The Rockefeller University
Dr. MacKinnon is also a professor of molecular neurobiology and biophysics at the Rockefeller University.
Roderick MacKinnon studies the principles of electricity production in living cells through analysis of ion channel structure and function. He seeks to understand how ion channels, especially potassium channels, respond to chemical, electrical, and mechanical forces at the atomic level. The ability of specialized ion channels to respond to these basic forces allows living organisms to detect sensory stimuli, to move, and to process information through the generation and propagation of electrical impulses.
The proper functioning of potassium channels is crucial to many biological processes, including the rhythmic beating of the heart and the generation of nerve impulses. The flow of charged potassium atoms, or ions, through these tiny, doughnut-shaped pores that penetrate cell membranes produces electrical signals that allow cells to communicate with one another.
Research by Roderick MacKinnon has literally changed the way scientists view potassium channels. In 1998, this self-taught x-ray crystallographer produced the first high-resolution three-dimensional image of the potassium channel structure, a feat that had eluded scientists for decades. This stunning accomplishment garnered MacKinnon the 2003 Nobel Prize in Chemistry and answered a question that had long perplexed scientists. Why do potassium channels freely admit large potassium ions while routinely turning away much smaller sodium ions?

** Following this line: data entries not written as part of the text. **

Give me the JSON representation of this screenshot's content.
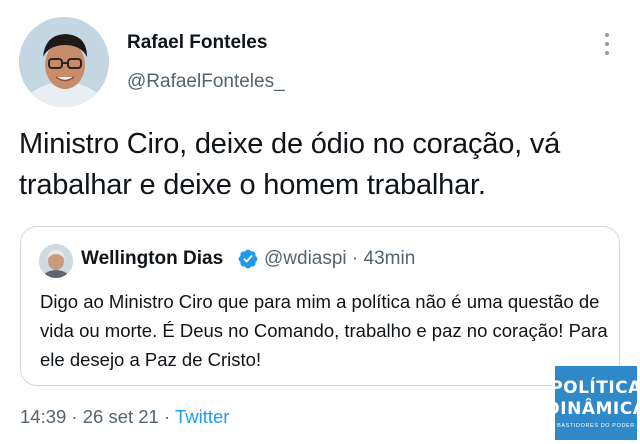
{
  "author": {
    "name": "Rafael Fonteles",
    "handle": "@RafaelFonteles_"
  },
  "tweet": {
    "text": "Ministro Ciro, deixe de ódio no coração, vá trabalhar e deixe o homem trabalhar."
  },
  "quoted_tweet": {
    "name": "Wellington Dias",
    "handle_time": "@wdiaspi · 43min",
    "text": "Digo ao Ministro Ciro que para mim a política não é uma questão de vida ou morte. É Deus no Comando, trabalho e paz no coração! Para ele desejo a Paz de Cristo!",
    "verified": true
  },
  "meta": {
    "timestamp": "14:39 · 26 set 21 · ",
    "source": "Twitter"
  },
  "watermark": {
    "line1": "POLÍTICA",
    "line2": "DINÂMICA",
    "tagline": "BASTIDORES DO PODER"
  },
  "colors": {
    "link": "#1d9bf0",
    "secondary_text": "#536471",
    "border": "#cfd9de",
    "verified_badge": "#1d9bf0",
    "watermark_bg": "#2f88c8"
  },
  "icons": {
    "more": "more-options-icon",
    "verified": "verified-badge-icon"
  }
}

MacKinnon, trained as a physician, first became interested in potassium channels as a medical resident studying how the heart contracts and relaxes. This foray into the laboratory made him realize his fascination with basic science problems. But after investing so many years in a medical education, MacKinnon was plagued with doubt: At age 30 and with no real training in basic science research, he questioned whether he could really abandon a promising career in medicine.
MacKinnon ultimately decided that life was too short to not pursue his true passion. He returned to Brandeis for a postdoctoral fellowship in the laboratory of his undergraduate mentor, biochemist and HHMI Investigator Christopher Miller, whose research focused on potassium channels.
Then, in 1989, MacKinnon went to Harvard University to run his own laboratory. There, he identified in the potassium channel a short sequence of five amino acids that acts to filter out sodium ions. If one of the amino acids in this so-called signature sequence is altered, then sodium ions rush into the channel along with the potassium ions. While this discovery and others that followed were initially exciting, MacKinnon felt increasingly frustrated. "It became clear that we couldn't understand how the potassium channel works without actually seeing it," he recalled.
Once again, MacKinnon made a gutsy move, leaving a thriving lab and secure Harvard professorship for the Rockefeller University, where he could pursue x-ray crystallography to visualize the arrangements of atoms in the potassium channel. Many of his colleagues were highly skeptical, and MacKinnon himself acknowledged that he was a novice at the technique, which takes most scientists years to master.
Only one member of MacKinnon's Harvard research group followed him to Rockefeller, and his wife, an organic chemist, joined him to help establish the new lab. "We had our periods of despair, but each time we hit a roadblock, something good happened, and our despair gave way to excitement," MacKinnon said. His persistence and dedication eventually paid off. Within two years, MacKinnon solved the structure, which he has described as "more informative and beautiful than I ever could have imagined."
The structure of the selectivity filter reveals why potassium ions are freely admitted into the channel while sodium ions are kept out. The channels are lined with oxygen atoms that mimic the electrical forces of the ions' normal watery environment. The larger potassium ions fit snugly into the channels, allowing them to pass through the cell membrane. The smaller sodium ions are denied entry because there is a greater energetic penalty to their dehydration, and because sodium ions, due to their smaller size, do not make optimal contact with the oxygen atoms in the channel.
More recently MacKinnon and his co-workers have focused their attention on how ion channels open in response to specific stimuli. Their recent atomic structures of voltage-gated, lipid-gated, G protein–gated and mechanical force–gated potassium channels have shown how cells exploit various forces in their environment to regulate their electrical activity. For example, domains known as voltage sensors "sense" the voltage difference across a cell's membrane and cause a channel within the membrane to open. This mechanism is fundamental to the production of electrical signals known as action potentials.
Understanding fundamental details of the way that these channels operate may eventually help in the design of drugs to treat many different disorders, including diabetes, heart disease, and asthma, all of which have been linked to alterations in potassium channel function.
Today, MacKinnon's laboratory draws bright young scientists from around the world, the next generation of ion channel researchers. "In addition to the science, I try to impress upon them what a great privilege it is to be a scientist," he said. "As a scientist, you spend your time trying to understand nature's rules and logic. I can't imagine a more fulfilling existence."